**Supplied information:**

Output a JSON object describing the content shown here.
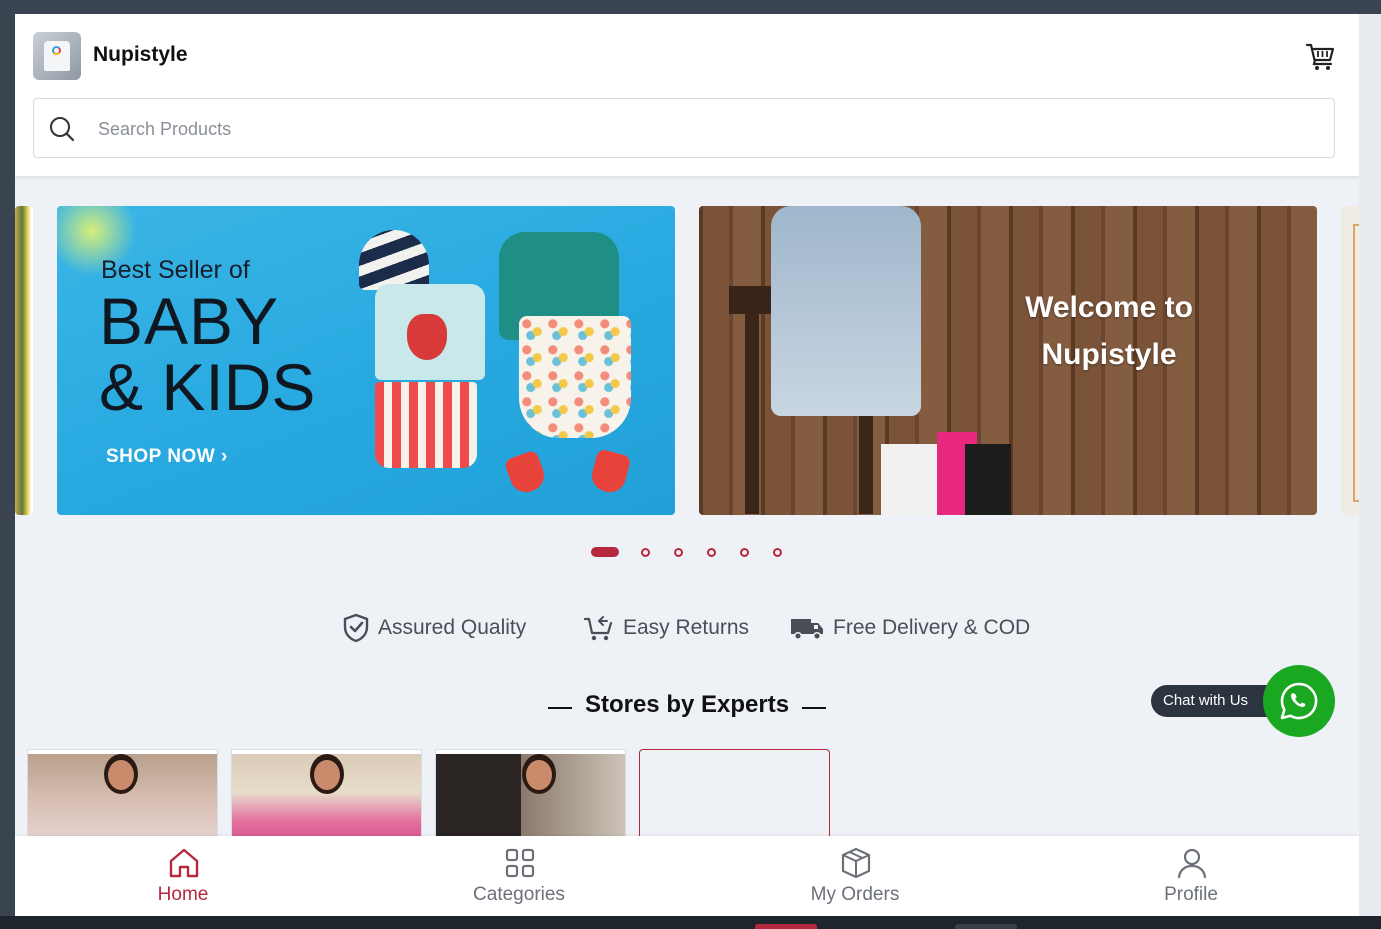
{
  "header": {
    "brand": "Nupistyle",
    "logo_icon": "tshirt-logo-icon",
    "cart_icon": "shopping-cart-icon"
  },
  "search": {
    "placeholder": "Search Products",
    "value": "",
    "icon": "search-icon"
  },
  "carousel": {
    "slide1": {
      "line1": "Best Seller of",
      "line2": "BABY",
      "line3": "& KIDS",
      "cta": "SHOP NOW ›"
    },
    "slide2": {
      "line1": "Welcome to",
      "line2": "Nupistyle"
    },
    "dot_count": 6,
    "active_index": 0
  },
  "features": [
    {
      "label": "Assured Quality",
      "icon": "shield-check-icon"
    },
    {
      "label": "Easy Returns",
      "icon": "cart-return-icon"
    },
    {
      "label": "Free Delivery & COD",
      "icon": "truck-icon"
    }
  ],
  "stores": {
    "heading": "Stores by Experts"
  },
  "chat": {
    "label": "Chat with Us",
    "icon": "whatsapp-icon"
  },
  "nav": {
    "items": [
      {
        "label": "Home",
        "icon": "home-icon",
        "active": true
      },
      {
        "label": "Categories",
        "icon": "grid-icon",
        "active": false
      },
      {
        "label": "My Orders",
        "icon": "package-icon",
        "active": false
      },
      {
        "label": "Profile",
        "icon": "user-icon",
        "active": false
      }
    ]
  },
  "colors": {
    "accent": "#b5283e",
    "whatsapp": "#1aa722",
    "background": "#eef1f5"
  }
}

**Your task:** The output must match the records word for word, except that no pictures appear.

**Solution for this problem:**
Output a JSON object describing the content shown here.
{
  "header": {
    "brand": "Nupistyle",
    "logo_icon": "tshirt-logo-icon",
    "cart_icon": "shopping-cart-icon"
  },
  "search": {
    "placeholder": "Search Products",
    "value": "",
    "icon": "search-icon"
  },
  "carousel": {
    "slide1": {
      "line1": "Best Seller of",
      "line2": "BABY",
      "line3": "& KIDS",
      "cta": "SHOP NOW ›"
    },
    "slide2": {
      "line1": "Welcome to",
      "line2": "Nupistyle"
    },
    "dot_count": 6,
    "active_index": 0
  },
  "features": [
    {
      "label": "Assured Quality",
      "icon": "shield-check-icon"
    },
    {
      "label": "Easy Returns",
      "icon": "cart-return-icon"
    },
    {
      "label": "Free Delivery & COD",
      "icon": "truck-icon"
    }
  ],
  "stores": {
    "heading": "Stores by Experts"
  },
  "chat": {
    "label": "Chat with Us",
    "icon": "whatsapp-icon"
  },
  "nav": {
    "items": [
      {
        "label": "Home",
        "icon": "home-icon",
        "active": true
      },
      {
        "label": "Categories",
        "icon": "grid-icon",
        "active": false
      },
      {
        "label": "My Orders",
        "icon": "package-icon",
        "active": false
      },
      {
        "label": "Profile",
        "icon": "user-icon",
        "active": false
      }
    ]
  },
  "colors": {
    "accent": "#b5283e",
    "whatsapp": "#1aa722",
    "background": "#eef1f5"
  }
}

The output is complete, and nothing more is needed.